Top of Records for the task

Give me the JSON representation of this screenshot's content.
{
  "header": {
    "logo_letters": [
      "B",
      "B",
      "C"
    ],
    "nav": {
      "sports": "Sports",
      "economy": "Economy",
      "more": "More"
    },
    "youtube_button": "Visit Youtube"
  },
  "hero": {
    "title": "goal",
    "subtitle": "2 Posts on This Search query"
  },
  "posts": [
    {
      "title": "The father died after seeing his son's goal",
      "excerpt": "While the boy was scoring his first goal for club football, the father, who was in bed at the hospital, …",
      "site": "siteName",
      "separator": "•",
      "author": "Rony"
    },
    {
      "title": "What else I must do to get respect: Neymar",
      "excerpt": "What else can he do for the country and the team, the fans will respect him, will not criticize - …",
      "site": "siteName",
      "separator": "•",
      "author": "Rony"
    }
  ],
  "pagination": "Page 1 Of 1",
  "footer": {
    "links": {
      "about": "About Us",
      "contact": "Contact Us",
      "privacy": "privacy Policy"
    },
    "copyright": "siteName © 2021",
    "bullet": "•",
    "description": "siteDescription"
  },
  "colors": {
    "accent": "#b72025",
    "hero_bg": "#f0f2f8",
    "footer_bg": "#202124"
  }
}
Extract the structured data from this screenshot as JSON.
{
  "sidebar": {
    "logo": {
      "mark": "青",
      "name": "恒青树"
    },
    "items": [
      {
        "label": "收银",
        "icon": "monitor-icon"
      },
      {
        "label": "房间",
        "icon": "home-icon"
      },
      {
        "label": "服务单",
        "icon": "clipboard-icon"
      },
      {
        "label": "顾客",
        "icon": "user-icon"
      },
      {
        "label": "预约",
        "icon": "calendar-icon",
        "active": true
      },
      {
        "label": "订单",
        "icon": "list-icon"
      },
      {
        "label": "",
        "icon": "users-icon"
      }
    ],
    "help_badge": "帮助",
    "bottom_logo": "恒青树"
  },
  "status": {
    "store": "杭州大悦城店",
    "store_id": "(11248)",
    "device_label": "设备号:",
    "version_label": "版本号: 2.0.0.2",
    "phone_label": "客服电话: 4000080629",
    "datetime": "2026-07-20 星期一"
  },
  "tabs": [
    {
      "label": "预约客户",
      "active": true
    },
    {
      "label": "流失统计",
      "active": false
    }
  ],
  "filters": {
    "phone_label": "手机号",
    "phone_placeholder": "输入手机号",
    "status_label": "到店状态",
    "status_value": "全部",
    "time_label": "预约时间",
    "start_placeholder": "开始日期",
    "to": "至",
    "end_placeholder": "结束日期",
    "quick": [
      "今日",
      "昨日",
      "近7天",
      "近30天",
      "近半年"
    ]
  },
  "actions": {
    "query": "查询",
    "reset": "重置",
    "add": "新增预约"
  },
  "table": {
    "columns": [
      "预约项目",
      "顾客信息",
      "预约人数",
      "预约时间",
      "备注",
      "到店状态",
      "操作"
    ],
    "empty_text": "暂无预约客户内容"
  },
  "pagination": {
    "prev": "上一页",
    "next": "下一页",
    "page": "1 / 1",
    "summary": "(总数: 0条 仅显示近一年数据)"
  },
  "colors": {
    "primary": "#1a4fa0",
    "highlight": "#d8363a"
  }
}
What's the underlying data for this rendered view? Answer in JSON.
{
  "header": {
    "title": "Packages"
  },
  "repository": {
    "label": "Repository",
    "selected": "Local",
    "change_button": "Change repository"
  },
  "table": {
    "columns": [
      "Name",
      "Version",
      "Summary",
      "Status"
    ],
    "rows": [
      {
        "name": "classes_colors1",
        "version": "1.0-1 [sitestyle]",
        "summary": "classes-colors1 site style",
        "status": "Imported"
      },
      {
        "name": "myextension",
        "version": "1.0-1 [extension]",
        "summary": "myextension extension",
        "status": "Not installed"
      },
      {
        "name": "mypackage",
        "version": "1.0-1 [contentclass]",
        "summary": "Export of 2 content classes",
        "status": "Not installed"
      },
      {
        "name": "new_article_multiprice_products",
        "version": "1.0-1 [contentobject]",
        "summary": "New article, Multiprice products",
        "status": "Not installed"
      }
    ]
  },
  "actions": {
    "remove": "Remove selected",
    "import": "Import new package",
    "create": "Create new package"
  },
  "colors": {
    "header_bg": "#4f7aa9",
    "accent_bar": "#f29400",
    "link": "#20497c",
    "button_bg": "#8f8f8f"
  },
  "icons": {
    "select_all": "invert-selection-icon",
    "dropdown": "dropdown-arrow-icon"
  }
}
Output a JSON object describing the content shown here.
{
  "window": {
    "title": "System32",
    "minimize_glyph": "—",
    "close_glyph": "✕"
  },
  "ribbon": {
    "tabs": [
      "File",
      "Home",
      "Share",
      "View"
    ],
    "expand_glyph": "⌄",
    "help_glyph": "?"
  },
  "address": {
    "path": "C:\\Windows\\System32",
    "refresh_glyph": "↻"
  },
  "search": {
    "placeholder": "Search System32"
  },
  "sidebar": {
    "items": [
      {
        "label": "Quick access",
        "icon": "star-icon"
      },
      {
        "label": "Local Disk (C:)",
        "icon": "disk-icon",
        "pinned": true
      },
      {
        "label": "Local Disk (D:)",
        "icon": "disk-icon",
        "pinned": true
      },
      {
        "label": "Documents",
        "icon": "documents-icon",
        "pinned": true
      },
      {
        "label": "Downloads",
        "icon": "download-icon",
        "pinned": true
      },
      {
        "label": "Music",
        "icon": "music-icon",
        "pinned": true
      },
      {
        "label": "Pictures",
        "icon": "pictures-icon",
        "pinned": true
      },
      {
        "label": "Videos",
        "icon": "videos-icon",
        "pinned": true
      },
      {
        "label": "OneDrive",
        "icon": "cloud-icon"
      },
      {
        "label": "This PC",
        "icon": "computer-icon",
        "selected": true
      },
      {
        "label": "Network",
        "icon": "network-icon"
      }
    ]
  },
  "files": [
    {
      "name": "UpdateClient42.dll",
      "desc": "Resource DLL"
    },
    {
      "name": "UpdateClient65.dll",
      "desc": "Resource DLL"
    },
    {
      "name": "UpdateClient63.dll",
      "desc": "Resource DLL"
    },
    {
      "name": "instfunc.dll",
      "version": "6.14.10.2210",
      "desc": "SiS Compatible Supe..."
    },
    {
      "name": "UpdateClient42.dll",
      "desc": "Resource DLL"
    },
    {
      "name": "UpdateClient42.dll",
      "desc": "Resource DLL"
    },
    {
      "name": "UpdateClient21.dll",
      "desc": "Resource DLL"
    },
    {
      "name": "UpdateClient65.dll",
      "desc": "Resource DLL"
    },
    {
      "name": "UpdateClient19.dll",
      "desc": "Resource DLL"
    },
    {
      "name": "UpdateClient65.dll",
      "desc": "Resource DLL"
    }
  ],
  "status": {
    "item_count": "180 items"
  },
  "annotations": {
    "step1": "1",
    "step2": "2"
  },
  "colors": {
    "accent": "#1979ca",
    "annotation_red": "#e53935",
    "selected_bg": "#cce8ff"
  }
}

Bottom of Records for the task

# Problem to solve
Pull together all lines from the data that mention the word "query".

# Completed exercise
    "subtitle": "2 Posts on This Search query"
    "query": "查询",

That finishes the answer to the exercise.